Jerry Nadler
During Trump impeachment trial, Jerry Nadler shows 1999 video of then-Representative Lindsey Graham saying impeachment doesn't require a crime. Drew Angerer/Getty

In an effort to make their impeachment case against President Donald Trump, House Democrats, specifically Jerry Nadler of New York, used a 1999 video of Republican Lindsey Graham, which goes against his recent arguments defending Trump.

Nadler showed the video on the Senate floor on Thursday, the second day of opening arguments for the impeachment trial. In the video, then-Representative Graham can be seen calling for the impeachment of former President Bill Clinton.

"What's a high crime? How about if an important person hurts somebody of low means," Graham says in the video from 1999. "It's not very scholarly, but I think it's the truth. I think that's what they meant by high crimes. It doesn't even have to be a crime. It's just when you start using your office and you're acting in a way that hurts people, you've committed a high crime."

Rep. Jerry Nadler played a 1999 clip of Lindsey Graham arguing impeachment doesn’t require a crime.

“It’s gonna show that the defense is not rooted in any Constitutional law… it’s rooted in the convenience for Donald Trump right now,” @joelockhart says.

— New Day (@NewDay) January 24, 2020

Nadler showed the video because the points Graham makes in it completely contradict some of the main arguments, he and other GOP lawmakers have been using against Trump's impeachment.

"And I might say the same things as then–House manager Lindsey Graham," Nadler said prior to showing the video, "who in President Clinton's trial flatly rejected the notion that impeachable offenses are limited to violations of established law," which completely contradict his current arguments defending Trump.

While many Republicans continue to argue that the two articles of impeachment against Trump, for abuse of power and obstruction of Congress, which stem from accusations that he urged Ukraine officials to investigate former Vice President Joe Biden and his son Hunter, do not constitute a prosecutable crime, they are very similar to the ones used against Clinton in 1999.

In 1999, Clinton was impeached for lying under oath, obstruction of justice, witness-tampering and abuse of power, the last of which at the time Graham called an impeachable offense.

Regardless of the similarities between the two trials and the fact that in 1999 Graham called abuse of power a high crime, Republicans have continued to argue against Trump's impeachment.

On Wednesday, Graham said that Nadler, lead impeachment manager and Califiornia Democrats Adam Schiff and House Speaker Nancy Pelosi were "on a crusade to destroy this president."

Similarly, prior to the impeachment articles being passed in the House, Ohio Republican Rep. Steve Chabot stated that "this president isn't even accused of committing a crime. The constitution is pretty clear what constitutes an impeachable offense: treason, bribery and other high crimes and misdemeanors. It's not treason, bribery and other high crimes and misdemeanors or whatever else."

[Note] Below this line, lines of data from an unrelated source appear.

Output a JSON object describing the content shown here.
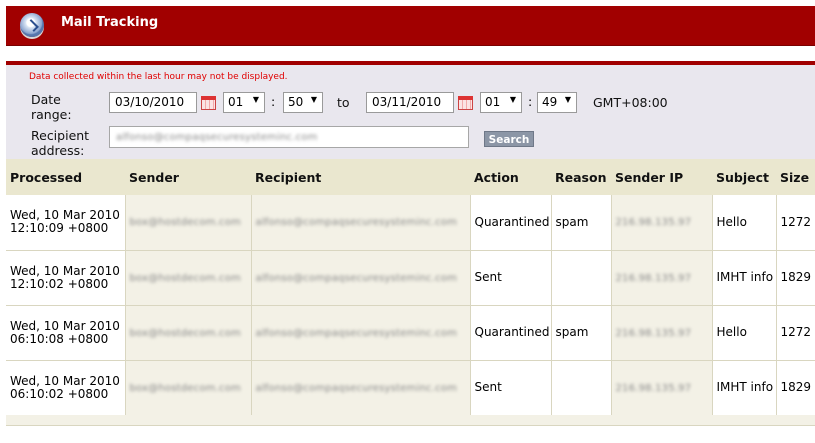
{
  "header": {
    "title": "Mail Tracking",
    "logo_icon": "mail-tracking-logo-icon",
    "color": "#a10000"
  },
  "filter": {
    "notice": "Data collected within the last hour may not be displayed.",
    "date_label": "Date range:",
    "from_date": "03/10/2010",
    "from_hour": "01",
    "from_minute": "50",
    "to_label": "to",
    "to_date": "03/11/2010",
    "to_hour": "01",
    "to_minute": "49",
    "timezone": "GMT+08:00",
    "recipient_label": "Recipient address:",
    "recipient_value": "alfonso@compaqsecuresysteminc.com",
    "search_label": "Search"
  },
  "table": {
    "headers": [
      "Processed",
      "Sender",
      "Recipient",
      "Action",
      "Reason",
      "Sender IP",
      "Subject",
      "Size"
    ],
    "rows": [
      {
        "processed": "Wed, 10 Mar 2010 12:10:09 +0800",
        "sender": "box@hostdecom.com",
        "recipient": "alfonso@compaqsecuresysteminc.com",
        "action": "Quarantined",
        "reason": "spam",
        "sender_ip": "216.98.135.97",
        "subject": "Hello",
        "size": "1272"
      },
      {
        "processed": "Wed, 10 Mar 2010 12:10:02 +0800",
        "sender": "box@hostdecom.com",
        "recipient": "alfonso@compaqsecuresysteminc.com",
        "action": "Sent",
        "reason": "",
        "sender_ip": "216.98.135.97",
        "subject": "IMHT info",
        "size": "1829"
      },
      {
        "processed": "Wed, 10 Mar 2010 06:10:08 +0800",
        "sender": "box@hostdecom.com",
        "recipient": "alfonso@compaqsecuresysteminc.com",
        "action": "Quarantined",
        "reason": "spam",
        "sender_ip": "216.98.135.97",
        "subject": "Hello",
        "size": "1272"
      },
      {
        "processed": "Wed, 10 Mar 2010 06:10:02 +0800",
        "sender": "box@hostdecom.com",
        "recipient": "alfonso@compaqsecuresysteminc.com",
        "action": "Sent",
        "reason": "",
        "sender_ip": "216.98.135.97",
        "subject": "IMHT info",
        "size": "1829"
      }
    ]
  },
  "colors": {
    "header_red": "#a10000",
    "notice_red": "#e00000",
    "filter_bg": "#e9e7ee",
    "table_header_bg": "#eae7cf"
  }
}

Continuing his argument against Trump's impeachment, Chabot brought up the Clinton impeachment trial and stated, "In the [Richard] Nixon and Clinton impeachment, abuse of power was a tacked-on charge—far less important in those cases than the actual high crimes charged against both of them."

For the record, Nixon was never impeached or formally charged, he resigned before a vote was taken.